# TASK ITEM:
Report back every line in the data that includes the string "bull".
========================
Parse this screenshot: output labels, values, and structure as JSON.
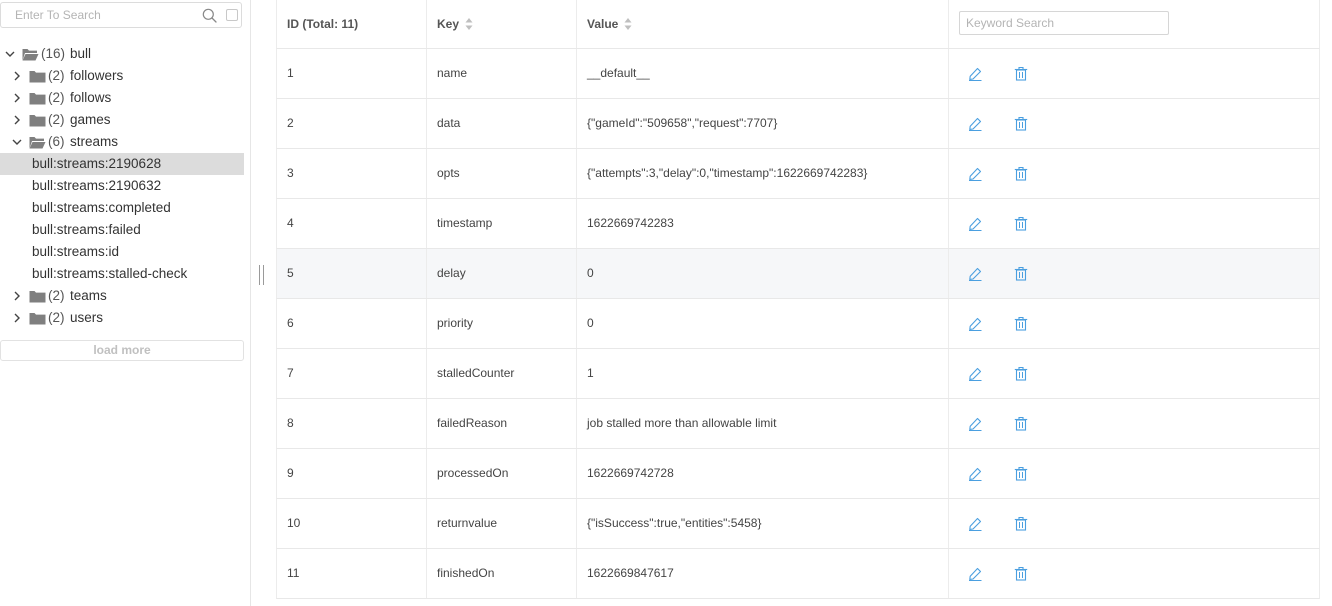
{
  "sidebar": {
    "search": {
      "placeholder": "Enter To Search",
      "value": ""
    },
    "tree": [
      {
        "type": "folder",
        "level": 0,
        "expanded": true,
        "count": "(16)",
        "name": "bull"
      },
      {
        "type": "folder",
        "level": 1,
        "expanded": false,
        "count": "(2)",
        "name": "followers"
      },
      {
        "type": "folder",
        "level": 1,
        "expanded": false,
        "count": "(2)",
        "name": "follows"
      },
      {
        "type": "folder",
        "level": 1,
        "expanded": false,
        "count": "(2)",
        "name": "games"
      },
      {
        "type": "folder",
        "level": 1,
        "expanded": true,
        "count": "(6)",
        "name": "streams"
      },
      {
        "type": "key",
        "name": "bull:streams:2190628",
        "selected": true
      },
      {
        "type": "key",
        "name": "bull:streams:2190632"
      },
      {
        "type": "key",
        "name": "bull:streams:completed"
      },
      {
        "type": "key",
        "name": "bull:streams:failed"
      },
      {
        "type": "key",
        "name": "bull:streams:id"
      },
      {
        "type": "key",
        "name": "bull:streams:stalled-check"
      },
      {
        "type": "folder",
        "level": 1,
        "expanded": false,
        "count": "(2)",
        "name": "teams"
      },
      {
        "type": "folder",
        "level": 1,
        "expanded": false,
        "count": "(2)",
        "name": "users"
      }
    ],
    "load_more": "load more"
  },
  "table": {
    "headers": {
      "id": "ID (Total: 11)",
      "key": "Key",
      "value": "Value"
    },
    "keyword_search_placeholder": "Keyword Search",
    "rows": [
      {
        "id": "1",
        "key": "name",
        "value": "__default__"
      },
      {
        "id": "2",
        "key": "data",
        "value": "{\"gameId\":\"509658\",\"request\":7707}"
      },
      {
        "id": "3",
        "key": "opts",
        "value": "{\"attempts\":3,\"delay\":0,\"timestamp\":1622669742283}"
      },
      {
        "id": "4",
        "key": "timestamp",
        "value": "1622669742283"
      },
      {
        "id": "5",
        "key": "delay",
        "value": "0"
      },
      {
        "id": "6",
        "key": "priority",
        "value": "0"
      },
      {
        "id": "7",
        "key": "stalledCounter",
        "value": "1"
      },
      {
        "id": "8",
        "key": "failedReason",
        "value": "job stalled more than allowable limit"
      },
      {
        "id": "9",
        "key": "processedOn",
        "value": "1622669742728"
      },
      {
        "id": "10",
        "key": "returnvalue",
        "value": "{\"isSuccess\":true,\"entities\":5458}"
      },
      {
        "id": "11",
        "key": "finishedOn",
        "value": "1622669847617"
      }
    ],
    "hover_row": 5
  },
  "icons": {
    "edit": "edit-pencil-icon",
    "delete": "trash-icon",
    "folder": "folder-icon",
    "search": "search-icon"
  },
  "colors": {
    "accent": "#4a9fe0",
    "selected_row": "#dcdcdc",
    "hover_row": "#f6f7f9"
  }
}
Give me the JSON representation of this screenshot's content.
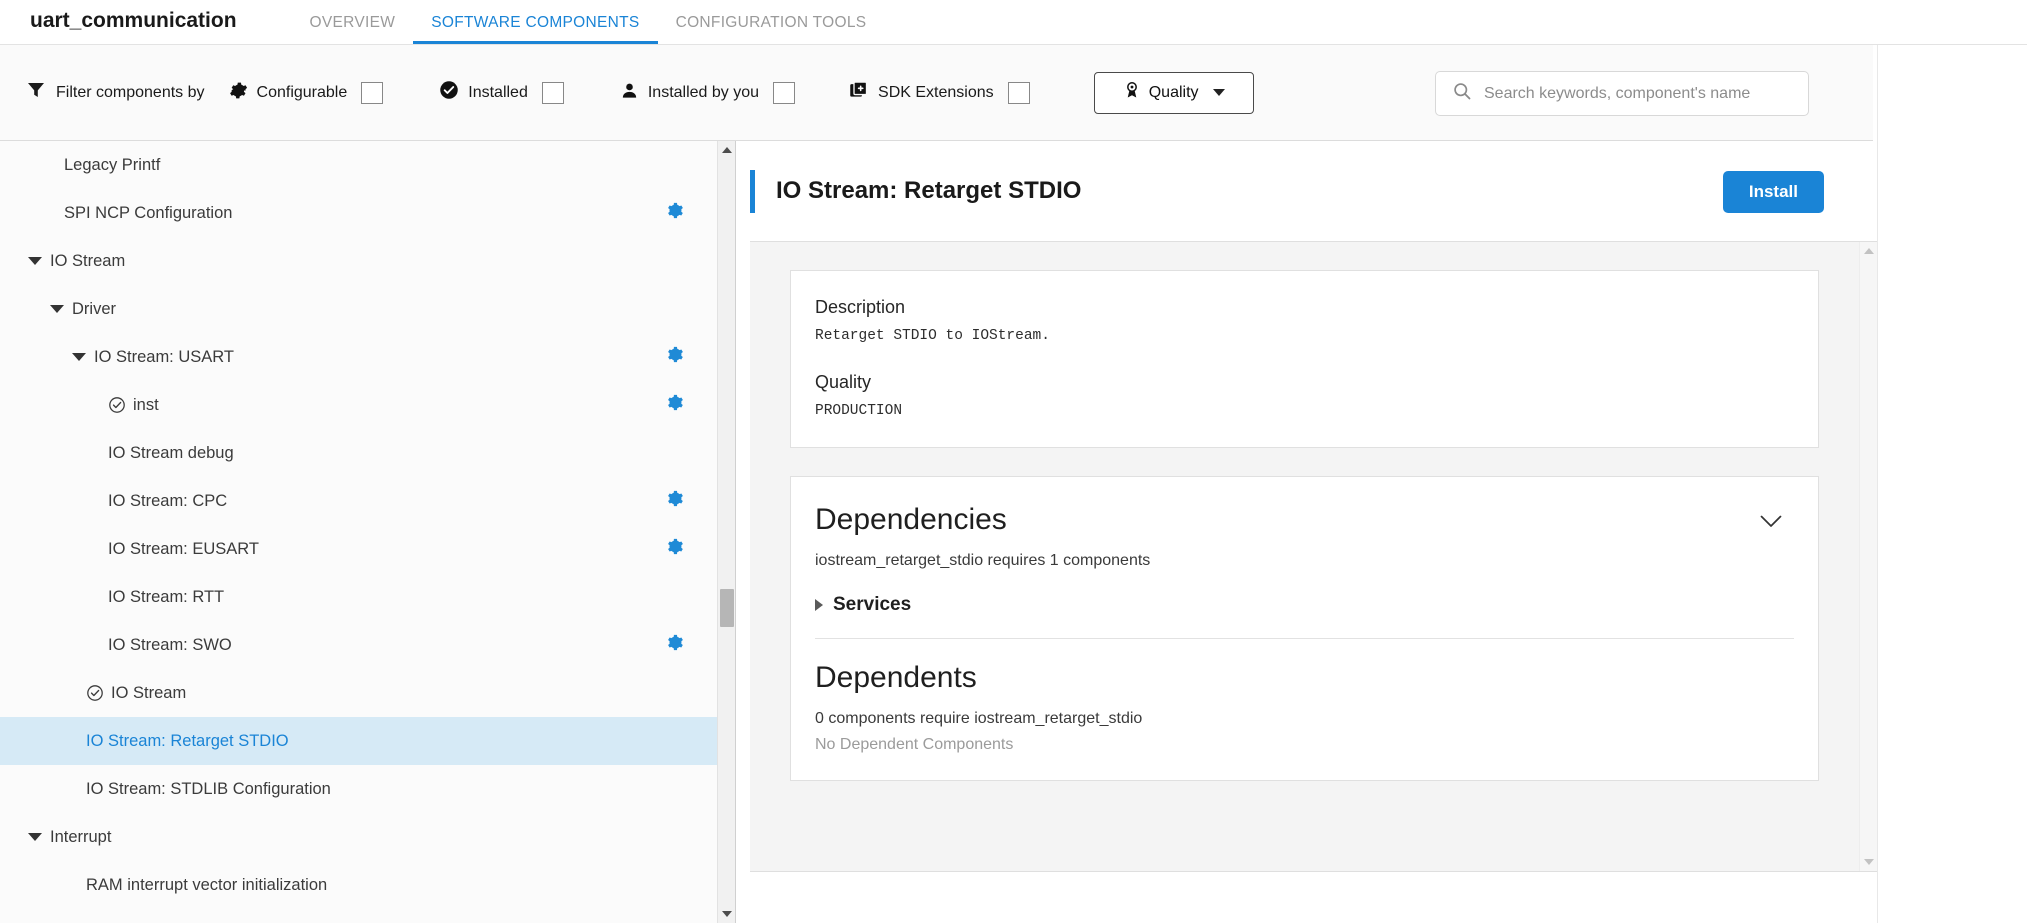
{
  "header": {
    "project_title": "uart_communication",
    "tabs": [
      {
        "label": "OVERVIEW",
        "active": false
      },
      {
        "label": "SOFTWARE COMPONENTS",
        "active": true
      },
      {
        "label": "CONFIGURATION TOOLS",
        "active": false
      }
    ]
  },
  "toolbar": {
    "filter_label": "Filter components by",
    "filters": [
      {
        "label": "Configurable",
        "icon": "gear-icon",
        "checked": false
      },
      {
        "label": "Installed",
        "icon": "check-circle-icon",
        "checked": false
      },
      {
        "label": "Installed by you",
        "icon": "person-icon",
        "checked": false
      },
      {
        "label": "SDK Extensions",
        "icon": "sdk-extension-icon",
        "checked": false
      }
    ],
    "quality_button": {
      "label": "Quality",
      "icon": "award-ribbon-icon"
    },
    "search": {
      "value": "",
      "placeholder": "Search keywords, component's name"
    }
  },
  "sidebar": {
    "items": [
      {
        "label": "Legacy Printf",
        "indent": 1,
        "arrow": "none",
        "status": "none",
        "gear": false,
        "selected": false
      },
      {
        "label": "SPI NCP Configuration",
        "indent": 1,
        "arrow": "none",
        "status": "none",
        "gear": true,
        "selected": false
      },
      {
        "label": "IO Stream",
        "indent": 0,
        "arrow": "down",
        "status": "none",
        "gear": false,
        "selected": false
      },
      {
        "label": "Driver",
        "indent": 1,
        "arrow": "down",
        "status": "none",
        "gear": false,
        "selected": false
      },
      {
        "label": "IO Stream: USART",
        "indent": 2,
        "arrow": "down",
        "status": "none",
        "gear": true,
        "selected": false
      },
      {
        "label": "inst",
        "indent": 3,
        "arrow": "none",
        "status": "check",
        "gear": true,
        "selected": false
      },
      {
        "label": "IO Stream debug",
        "indent": 3,
        "arrow": "none",
        "status": "none",
        "gear": false,
        "selected": false
      },
      {
        "label": "IO Stream: CPC",
        "indent": 3,
        "arrow": "none",
        "status": "none",
        "gear": true,
        "selected": false
      },
      {
        "label": "IO Stream: EUSART",
        "indent": 3,
        "arrow": "none",
        "status": "none",
        "gear": true,
        "selected": false
      },
      {
        "label": "IO Stream: RTT",
        "indent": 3,
        "arrow": "none",
        "status": "none",
        "gear": false,
        "selected": false
      },
      {
        "label": "IO Stream: SWO",
        "indent": 3,
        "arrow": "none",
        "status": "none",
        "gear": true,
        "selected": false
      },
      {
        "label": "IO Stream",
        "indent": 2,
        "arrow": "none",
        "status": "check",
        "gear": false,
        "selected": false
      },
      {
        "label": "IO Stream: Retarget STDIO",
        "indent": 2,
        "arrow": "none",
        "status": "none",
        "gear": false,
        "selected": true
      },
      {
        "label": "IO Stream: STDLIB Configuration",
        "indent": 2,
        "arrow": "none",
        "status": "none",
        "gear": false,
        "selected": false
      },
      {
        "label": "Interrupt",
        "indent": 0,
        "arrow": "down",
        "status": "none",
        "gear": false,
        "selected": false
      },
      {
        "label": "RAM interrupt vector initialization",
        "indent": 2,
        "arrow": "none",
        "status": "none",
        "gear": false,
        "selected": false
      }
    ]
  },
  "detail": {
    "title": "IO Stream: Retarget STDIO",
    "install_label": "Install",
    "description_heading": "Description",
    "description_text": "Retarget STDIO to IOStream.",
    "quality_heading": "Quality",
    "quality_value": "PRODUCTION",
    "dependencies_heading": "Dependencies",
    "dependencies_summary": "iostream_retarget_stdio requires 1 components",
    "services_label": "Services",
    "dependents_heading": "Dependents",
    "dependents_summary": "0 components require iostream_retarget_stdio",
    "dependents_empty": "No Dependent Components"
  },
  "colors": {
    "accent": "#1a84d6",
    "gear": "#1f8ad6",
    "selection_bg": "#d6eaf6",
    "toolbar_bg": "#fafafa",
    "panel_bg": "#f4f4f4"
  }
}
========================
# TASK RESULT:
        "name": "bull"
        "name": "bull:streams:2190628",
        "name": "bull:streams:2190632"
        "name": "bull:streams:completed"
        "name": "bull:streams:failed"
        "name": "bull:streams:id"
        "name": "bull:streams:stalled-check"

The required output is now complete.